*WORK REQUEST:*
So that nothing is lost, write out all the lines below exactly.

*MATERIAL TO PROCESS:*
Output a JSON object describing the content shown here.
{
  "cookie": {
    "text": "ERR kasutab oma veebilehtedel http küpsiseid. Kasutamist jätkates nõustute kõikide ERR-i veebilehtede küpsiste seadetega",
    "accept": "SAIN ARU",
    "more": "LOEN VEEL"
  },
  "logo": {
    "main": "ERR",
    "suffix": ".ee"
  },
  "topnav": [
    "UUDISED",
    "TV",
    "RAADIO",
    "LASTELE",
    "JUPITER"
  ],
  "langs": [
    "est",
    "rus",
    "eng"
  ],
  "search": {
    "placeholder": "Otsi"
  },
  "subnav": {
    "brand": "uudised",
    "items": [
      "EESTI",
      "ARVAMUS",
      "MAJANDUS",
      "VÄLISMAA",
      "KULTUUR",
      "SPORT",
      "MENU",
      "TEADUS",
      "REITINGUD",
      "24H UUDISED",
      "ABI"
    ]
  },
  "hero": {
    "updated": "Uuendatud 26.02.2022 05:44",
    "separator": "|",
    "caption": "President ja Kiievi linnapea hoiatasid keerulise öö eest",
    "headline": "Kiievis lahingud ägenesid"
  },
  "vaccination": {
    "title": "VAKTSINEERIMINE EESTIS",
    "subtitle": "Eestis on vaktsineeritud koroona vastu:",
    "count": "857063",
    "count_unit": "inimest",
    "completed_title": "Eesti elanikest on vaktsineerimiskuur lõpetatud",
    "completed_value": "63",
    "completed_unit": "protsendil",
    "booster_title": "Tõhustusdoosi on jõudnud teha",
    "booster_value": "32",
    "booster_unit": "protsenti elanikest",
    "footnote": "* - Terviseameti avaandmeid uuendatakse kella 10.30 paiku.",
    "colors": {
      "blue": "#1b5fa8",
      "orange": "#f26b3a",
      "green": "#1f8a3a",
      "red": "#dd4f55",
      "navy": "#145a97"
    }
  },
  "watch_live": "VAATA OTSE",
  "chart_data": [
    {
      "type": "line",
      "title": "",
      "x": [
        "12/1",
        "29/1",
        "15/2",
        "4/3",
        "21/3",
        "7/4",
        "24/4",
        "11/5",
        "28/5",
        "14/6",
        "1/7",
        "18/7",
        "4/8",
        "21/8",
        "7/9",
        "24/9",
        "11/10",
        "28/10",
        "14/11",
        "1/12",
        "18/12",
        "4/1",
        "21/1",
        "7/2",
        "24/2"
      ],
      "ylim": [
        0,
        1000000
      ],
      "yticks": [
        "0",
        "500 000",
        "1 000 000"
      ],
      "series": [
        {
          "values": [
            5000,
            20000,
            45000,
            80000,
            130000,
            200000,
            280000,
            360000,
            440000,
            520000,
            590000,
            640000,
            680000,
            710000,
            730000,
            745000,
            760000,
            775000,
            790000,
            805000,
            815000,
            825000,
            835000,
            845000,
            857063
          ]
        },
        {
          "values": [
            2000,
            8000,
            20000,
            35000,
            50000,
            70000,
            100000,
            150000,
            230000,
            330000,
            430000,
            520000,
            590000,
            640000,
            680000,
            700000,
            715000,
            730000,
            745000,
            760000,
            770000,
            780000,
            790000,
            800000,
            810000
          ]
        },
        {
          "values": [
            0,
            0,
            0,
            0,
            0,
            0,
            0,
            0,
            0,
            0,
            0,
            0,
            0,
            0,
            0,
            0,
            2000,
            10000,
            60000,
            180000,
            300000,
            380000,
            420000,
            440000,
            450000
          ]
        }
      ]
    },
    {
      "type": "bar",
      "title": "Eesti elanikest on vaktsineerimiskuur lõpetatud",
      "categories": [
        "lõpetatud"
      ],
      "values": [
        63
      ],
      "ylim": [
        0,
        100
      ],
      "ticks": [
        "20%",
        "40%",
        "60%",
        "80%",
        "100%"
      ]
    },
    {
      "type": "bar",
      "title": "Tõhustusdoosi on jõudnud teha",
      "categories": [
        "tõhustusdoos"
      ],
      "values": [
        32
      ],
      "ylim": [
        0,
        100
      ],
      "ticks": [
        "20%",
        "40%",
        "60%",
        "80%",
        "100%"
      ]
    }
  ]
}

*OUTPUT FOR THIS EXERCISE:*
Output a JSON object describing the content shown here.
{
  "cookie": {
    "text": "ERR kasutab oma veebilehtedel http küpsiseid. Kasutamist jätkates nõustute kõikide ERR-i veebilehtede küpsiste seadetega",
    "accept": "SAIN ARU",
    "more": "LOEN VEEL"
  },
  "logo": {
    "main": "ERR",
    "suffix": ".ee"
  },
  "topnav": [
    "UUDISED",
    "TV",
    "RAADIO",
    "LASTELE",
    "JUPITER"
  ],
  "langs": [
    "est",
    "rus",
    "eng"
  ],
  "search": {
    "placeholder": "Otsi"
  },
  "subnav": {
    "brand": "uudised",
    "items": [
      "EESTI",
      "ARVAMUS",
      "MAJANDUS",
      "VÄLISMAA",
      "KULTUUR",
      "SPORT",
      "MENU",
      "TEADUS",
      "REITINGUD",
      "24H UUDISED",
      "ABI"
    ]
  },
  "hero": {
    "updated": "Uuendatud 26.02.2022 05:44",
    "separator": "|",
    "caption": "President ja Kiievi linnapea hoiatasid keerulise öö eest",
    "headline": "Kiievis lahingud ägenesid"
  },
  "vaccination": {
    "title": "VAKTSINEERIMINE EESTIS",
    "subtitle": "Eestis on vaktsineeritud koroona vastu:",
    "count": "857063",
    "count_unit": "inimest",
    "completed_title": "Eesti elanikest on vaktsineerimiskuur lõpetatud",
    "completed_value": "63",
    "completed_unit": "protsendil",
    "booster_title": "Tõhustusdoosi on jõudnud teha",
    "booster_value": "32",
    "booster_unit": "protsenti elanikest",
    "footnote": "* - Terviseameti avaandmeid uuendatakse kella 10.30 paiku.",
    "colors": {
      "blue": "#1b5fa8",
      "orange": "#f26b3a",
      "green": "#1f8a3a",
      "red": "#dd4f55",
      "navy": "#145a97"
    }
  },
  "watch_live": "VAATA OTSE",
  "chart_data": [
    {
      "type": "line",
      "title": "",
      "x": [
        "12/1",
        "29/1",
        "15/2",
        "4/3",
        "21/3",
        "7/4",
        "24/4",
        "11/5",
        "28/5",
        "14/6",
        "1/7",
        "18/7",
        "4/8",
        "21/8",
        "7/9",
        "24/9",
        "11/10",
        "28/10",
        "14/11",
        "1/12",
        "18/12",
        "4/1",
        "21/1",
        "7/2",
        "24/2"
      ],
      "ylim": [
        0,
        1000000
      ],
      "yticks": [
        "0",
        "500 000",
        "1 000 000"
      ],
      "series": [
        {
          "values": [
            5000,
            20000,
            45000,
            80000,
            130000,
            200000,
            280000,
            360000,
            440000,
            520000,
            590000,
            640000,
            680000,
            710000,
            730000,
            745000,
            760000,
            775000,
            790000,
            805000,
            815000,
            825000,
            835000,
            845000,
            857063
          ]
        },
        {
          "values": [
            2000,
            8000,
            20000,
            35000,
            50000,
            70000,
            100000,
            150000,
            230000,
            330000,
            430000,
            520000,
            590000,
            640000,
            680000,
            700000,
            715000,
            730000,
            745000,
            760000,
            770000,
            780000,
            790000,
            800000,
            810000
          ]
        },
        {
          "values": [
            0,
            0,
            0,
            0,
            0,
            0,
            0,
            0,
            0,
            0,
            0,
            0,
            0,
            0,
            0,
            0,
            2000,
            10000,
            60000,
            180000,
            300000,
            380000,
            420000,
            440000,
            450000
          ]
        }
      ]
    },
    {
      "type": "bar",
      "title": "Eesti elanikest on vaktsineerimiskuur lõpetatud",
      "categories": [
        "lõpetatud"
      ],
      "values": [
        63
      ],
      "ylim": [
        0,
        100
      ],
      "ticks": [
        "20%",
        "40%",
        "60%",
        "80%",
        "100%"
      ]
    },
    {
      "type": "bar",
      "title": "Tõhustusdoosi on jõudnud teha",
      "categories": [
        "tõhustusdoos"
      ],
      "values": [
        32
      ],
      "ylim": [
        0,
        100
      ],
      "ticks": [
        "20%",
        "40%",
        "60%",
        "80%",
        "100%"
      ]
    }
  ]
}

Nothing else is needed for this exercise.